INSTRUCTIONS TO FOLLOW: Each record below is to be output with no change at all.

========================

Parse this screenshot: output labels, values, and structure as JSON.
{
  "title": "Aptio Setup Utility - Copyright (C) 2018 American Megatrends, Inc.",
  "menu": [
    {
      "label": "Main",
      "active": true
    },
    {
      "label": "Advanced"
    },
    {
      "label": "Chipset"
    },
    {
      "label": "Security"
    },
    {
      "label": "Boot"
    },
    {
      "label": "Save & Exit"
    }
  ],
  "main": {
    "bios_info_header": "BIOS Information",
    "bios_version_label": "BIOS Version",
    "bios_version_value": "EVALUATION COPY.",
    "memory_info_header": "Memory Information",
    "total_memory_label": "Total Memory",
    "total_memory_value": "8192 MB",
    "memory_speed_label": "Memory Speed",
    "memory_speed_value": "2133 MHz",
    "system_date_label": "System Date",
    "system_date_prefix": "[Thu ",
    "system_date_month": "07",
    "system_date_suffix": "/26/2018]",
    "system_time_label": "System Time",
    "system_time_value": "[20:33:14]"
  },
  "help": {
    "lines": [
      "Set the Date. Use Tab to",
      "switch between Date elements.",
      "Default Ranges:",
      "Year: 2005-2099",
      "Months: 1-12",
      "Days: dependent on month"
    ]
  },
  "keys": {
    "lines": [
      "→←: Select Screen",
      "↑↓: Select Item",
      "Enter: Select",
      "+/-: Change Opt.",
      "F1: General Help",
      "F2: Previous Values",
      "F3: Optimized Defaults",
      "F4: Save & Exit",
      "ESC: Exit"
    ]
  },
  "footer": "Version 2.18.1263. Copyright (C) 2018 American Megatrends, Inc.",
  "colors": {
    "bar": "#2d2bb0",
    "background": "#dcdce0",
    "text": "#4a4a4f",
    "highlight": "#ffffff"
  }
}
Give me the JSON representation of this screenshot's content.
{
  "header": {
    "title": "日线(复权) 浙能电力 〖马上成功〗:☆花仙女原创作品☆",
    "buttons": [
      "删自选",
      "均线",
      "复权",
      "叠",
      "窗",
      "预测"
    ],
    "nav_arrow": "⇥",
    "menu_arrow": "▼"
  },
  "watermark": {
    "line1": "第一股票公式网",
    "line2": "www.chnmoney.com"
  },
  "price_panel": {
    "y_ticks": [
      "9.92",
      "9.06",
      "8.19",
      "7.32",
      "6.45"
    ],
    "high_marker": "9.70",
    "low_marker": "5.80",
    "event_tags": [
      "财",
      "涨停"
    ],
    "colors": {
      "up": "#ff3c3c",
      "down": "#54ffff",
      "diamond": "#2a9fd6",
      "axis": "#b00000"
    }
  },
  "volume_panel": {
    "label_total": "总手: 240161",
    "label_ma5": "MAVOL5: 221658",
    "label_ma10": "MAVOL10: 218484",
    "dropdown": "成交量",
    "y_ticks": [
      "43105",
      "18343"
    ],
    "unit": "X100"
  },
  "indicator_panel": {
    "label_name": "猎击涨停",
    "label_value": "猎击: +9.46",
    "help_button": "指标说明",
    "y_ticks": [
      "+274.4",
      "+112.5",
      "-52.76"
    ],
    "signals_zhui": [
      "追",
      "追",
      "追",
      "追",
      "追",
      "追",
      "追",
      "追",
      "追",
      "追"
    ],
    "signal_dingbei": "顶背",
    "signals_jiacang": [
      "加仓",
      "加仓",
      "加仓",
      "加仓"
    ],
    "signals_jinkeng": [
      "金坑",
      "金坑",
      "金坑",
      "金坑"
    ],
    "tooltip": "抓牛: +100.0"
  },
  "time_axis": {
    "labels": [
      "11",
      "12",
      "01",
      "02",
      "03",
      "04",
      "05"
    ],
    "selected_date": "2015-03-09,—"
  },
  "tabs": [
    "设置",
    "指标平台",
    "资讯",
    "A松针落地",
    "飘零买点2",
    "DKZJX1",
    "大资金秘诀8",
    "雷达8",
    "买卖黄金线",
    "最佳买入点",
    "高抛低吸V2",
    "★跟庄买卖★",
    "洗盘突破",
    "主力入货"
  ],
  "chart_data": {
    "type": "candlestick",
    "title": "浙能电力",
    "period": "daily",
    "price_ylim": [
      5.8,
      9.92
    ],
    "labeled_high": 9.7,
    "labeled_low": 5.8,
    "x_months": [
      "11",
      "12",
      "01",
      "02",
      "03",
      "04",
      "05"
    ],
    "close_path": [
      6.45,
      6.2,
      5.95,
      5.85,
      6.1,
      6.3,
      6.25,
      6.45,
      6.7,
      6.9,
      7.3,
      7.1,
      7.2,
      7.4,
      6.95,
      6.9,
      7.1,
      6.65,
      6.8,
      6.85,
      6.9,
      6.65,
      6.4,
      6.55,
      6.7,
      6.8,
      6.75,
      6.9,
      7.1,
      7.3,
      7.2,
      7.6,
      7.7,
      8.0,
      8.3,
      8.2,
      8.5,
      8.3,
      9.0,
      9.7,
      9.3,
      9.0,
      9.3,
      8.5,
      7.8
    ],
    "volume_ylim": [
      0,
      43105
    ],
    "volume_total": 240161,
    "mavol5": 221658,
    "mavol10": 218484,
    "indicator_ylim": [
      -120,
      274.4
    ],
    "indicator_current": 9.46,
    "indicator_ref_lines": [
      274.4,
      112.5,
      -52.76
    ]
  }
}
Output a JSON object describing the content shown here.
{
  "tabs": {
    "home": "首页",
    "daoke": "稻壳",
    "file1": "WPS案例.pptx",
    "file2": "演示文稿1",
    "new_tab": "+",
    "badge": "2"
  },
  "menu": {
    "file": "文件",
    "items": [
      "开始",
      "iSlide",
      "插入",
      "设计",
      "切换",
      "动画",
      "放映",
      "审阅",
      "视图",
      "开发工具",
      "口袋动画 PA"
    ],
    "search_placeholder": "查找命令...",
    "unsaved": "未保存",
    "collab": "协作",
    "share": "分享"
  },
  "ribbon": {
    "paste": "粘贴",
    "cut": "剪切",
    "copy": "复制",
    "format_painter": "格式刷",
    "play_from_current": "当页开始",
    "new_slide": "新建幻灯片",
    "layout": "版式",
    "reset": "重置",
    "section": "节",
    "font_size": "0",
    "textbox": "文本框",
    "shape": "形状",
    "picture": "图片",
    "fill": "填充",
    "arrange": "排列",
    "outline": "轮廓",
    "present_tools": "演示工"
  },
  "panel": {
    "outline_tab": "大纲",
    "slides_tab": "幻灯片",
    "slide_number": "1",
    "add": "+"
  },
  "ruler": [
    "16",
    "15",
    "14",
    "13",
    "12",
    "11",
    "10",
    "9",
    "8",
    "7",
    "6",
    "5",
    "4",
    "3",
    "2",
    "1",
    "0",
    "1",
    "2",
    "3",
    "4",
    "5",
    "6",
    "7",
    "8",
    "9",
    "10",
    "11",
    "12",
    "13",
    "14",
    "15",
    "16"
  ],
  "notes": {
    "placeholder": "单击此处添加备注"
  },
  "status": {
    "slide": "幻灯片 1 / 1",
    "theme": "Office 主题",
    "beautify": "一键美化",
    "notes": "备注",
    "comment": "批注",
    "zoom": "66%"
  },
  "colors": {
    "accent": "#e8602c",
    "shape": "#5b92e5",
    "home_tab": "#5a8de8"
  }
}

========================

EXERCISE SOLUTION:
Parse this screenshot: output labels, values, and structure as JSON.
{
  "title": "Aptio Setup Utility - Copyright (C) 2018 American Megatrends, Inc.",
  "menu": [
    {
      "label": "Main",
      "active": true
    },
    {
      "label": "Advanced"
    },
    {
      "label": "Chipset"
    },
    {
      "label": "Security"
    },
    {
      "label": "Boot"
    },
    {
      "label": "Save & Exit"
    }
  ],
  "main": {
    "bios_info_header": "BIOS Information",
    "bios_version_label": "BIOS Version",
    "bios_version_value": "EVALUATION COPY.",
    "memory_info_header": "Memory Information",
    "total_memory_label": "Total Memory",
    "total_memory_value": "8192 MB",
    "memory_speed_label": "Memory Speed",
    "memory_speed_value": "2133 MHz",
    "system_date_label": "System Date",
    "system_date_prefix": "[Thu ",
    "system_date_month": "07",
    "system_date_suffix": "/26/2018]",
    "system_time_label": "System Time",
    "system_time_value": "[20:33:14]"
  },
  "help": {
    "lines": [
      "Set the Date. Use Tab to",
      "switch between Date elements.",
      "Default Ranges:",
      "Year: 2005-2099",
      "Months: 1-12",
      "Days: dependent on month"
    ]
  },
  "keys": {
    "lines": [
      "→←: Select Screen",
      "↑↓: Select Item",
      "Enter: Select",
      "+/-: Change Opt.",
      "F1: General Help",
      "F2: Previous Values",
      "F3: Optimized Defaults",
      "F4: Save & Exit",
      "ESC: Exit"
    ]
  },
  "footer": "Version 2.18.1263. Copyright (C) 2018 American Megatrends, Inc.",
  "colors": {
    "bar": "#2d2bb0",
    "background": "#dcdce0",
    "text": "#4a4a4f",
    "highlight": "#ffffff"
  }
}
Give me the JSON representation of this screenshot's content.
{
  "header": {
    "title": "日线(复权) 浙能电力 〖马上成功〗:☆花仙女原创作品☆",
    "buttons": [
      "删自选",
      "均线",
      "复权",
      "叠",
      "窗",
      "预测"
    ],
    "nav_arrow": "⇥",
    "menu_arrow": "▼"
  },
  "watermark": {
    "line1": "第一股票公式网",
    "line2": "www.chnmoney.com"
  },
  "price_panel": {
    "y_ticks": [
      "9.92",
      "9.06",
      "8.19",
      "7.32",
      "6.45"
    ],
    "high_marker": "9.70",
    "low_marker": "5.80",
    "event_tags": [
      "财",
      "涨停"
    ],
    "colors": {
      "up": "#ff3c3c",
      "down": "#54ffff",
      "diamond": "#2a9fd6",
      "axis": "#b00000"
    }
  },
  "volume_panel": {
    "label_total": "总手: 240161",
    "label_ma5": "MAVOL5: 221658",
    "label_ma10": "MAVOL10: 218484",
    "dropdown": "成交量",
    "y_ticks": [
      "43105",
      "18343"
    ],
    "unit": "X100"
  },
  "indicator_panel": {
    "label_name": "猎击涨停",
    "label_value": "猎击: +9.46",
    "help_button": "指标说明",
    "y_ticks": [
      "+274.4",
      "+112.5",
      "-52.76"
    ],
    "signals_zhui": [
      "追",
      "追",
      "追",
      "追",
      "追",
      "追",
      "追",
      "追",
      "追",
      "追"
    ],
    "signal_dingbei": "顶背",
    "signals_jiacang": [
      "加仓",
      "加仓",
      "加仓",
      "加仓"
    ],
    "signals_jinkeng": [
      "金坑",
      "金坑",
      "金坑",
      "金坑"
    ],
    "tooltip": "抓牛: +100.0"
  },
  "time_axis": {
    "labels": [
      "11",
      "12",
      "01",
      "02",
      "03",
      "04",
      "05"
    ],
    "selected_date": "2015-03-09,—"
  },
  "tabs": [
    "设置",
    "指标平台",
    "资讯",
    "A松针落地",
    "飘零买点2",
    "DKZJX1",
    "大资金秘诀8",
    "雷达8",
    "买卖黄金线",
    "最佳买入点",
    "高抛低吸V2",
    "★跟庄买卖★",
    "洗盘突破",
    "主力入货"
  ],
  "chart_data": {
    "type": "candlestick",
    "title": "浙能电力",
    "period": "daily",
    "price_ylim": [
      5.8,
      9.92
    ],
    "labeled_high": 9.7,
    "labeled_low": 5.8,
    "x_months": [
      "11",
      "12",
      "01",
      "02",
      "03",
      "04",
      "05"
    ],
    "close_path": [
      6.45,
      6.2,
      5.95,
      5.85,
      6.1,
      6.3,
      6.25,
      6.45,
      6.7,
      6.9,
      7.3,
      7.1,
      7.2,
      7.4,
      6.95,
      6.9,
      7.1,
      6.65,
      6.8,
      6.85,
      6.9,
      6.65,
      6.4,
      6.55,
      6.7,
      6.8,
      6.75,
      6.9,
      7.1,
      7.3,
      7.2,
      7.6,
      7.7,
      8.0,
      8.3,
      8.2,
      8.5,
      8.3,
      9.0,
      9.7,
      9.3,
      9.0,
      9.3,
      8.5,
      7.8
    ],
    "volume_ylim": [
      0,
      43105
    ],
    "volume_total": 240161,
    "mavol5": 221658,
    "mavol10": 218484,
    "indicator_ylim": [
      -120,
      274.4
    ],
    "indicator_current": 9.46,
    "indicator_ref_lines": [
      274.4,
      112.5,
      -52.76
    ]
  }
}
Output a JSON object describing the content shown here.
{
  "tabs": {
    "home": "首页",
    "daoke": "稻壳",
    "file1": "WPS案例.pptx",
    "file2": "演示文稿1",
    "new_tab": "+",
    "badge": "2"
  },
  "menu": {
    "file": "文件",
    "items": [
      "开始",
      "iSlide",
      "插入",
      "设计",
      "切换",
      "动画",
      "放映",
      "审阅",
      "视图",
      "开发工具",
      "口袋动画 PA"
    ],
    "search_placeholder": "查找命令...",
    "unsaved": "未保存",
    "collab": "协作",
    "share": "分享"
  },
  "ribbon": {
    "paste": "粘贴",
    "cut": "剪切",
    "copy": "复制",
    "format_painter": "格式刷",
    "play_from_current": "当页开始",
    "new_slide": "新建幻灯片",
    "layout": "版式",
    "reset": "重置",
    "section": "节",
    "font_size": "0",
    "textbox": "文本框",
    "shape": "形状",
    "picture": "图片",
    "fill": "填充",
    "arrange": "排列",
    "outline": "轮廓",
    "present_tools": "演示工"
  },
  "panel": {
    "outline_tab": "大纲",
    "slides_tab": "幻灯片",
    "slide_number": "1",
    "add": "+"
  },
  "ruler": [
    "16",
    "15",
    "14",
    "13",
    "12",
    "11",
    "10",
    "9",
    "8",
    "7",
    "6",
    "5",
    "4",
    "3",
    "2",
    "1",
    "0",
    "1",
    "2",
    "3",
    "4",
    "5",
    "6",
    "7",
    "8",
    "9",
    "10",
    "11",
    "12",
    "13",
    "14",
    "15",
    "16"
  ],
  "notes": {
    "placeholder": "单击此处添加备注"
  },
  "status": {
    "slide": "幻灯片 1 / 1",
    "theme": "Office 主题",
    "beautify": "一键美化",
    "notes": "备注",
    "comment": "批注",
    "zoom": "66%"
  },
  "colors": {
    "accent": "#e8602c",
    "shape": "#5b92e5",
    "home_tab": "#5a8de8"
  }
}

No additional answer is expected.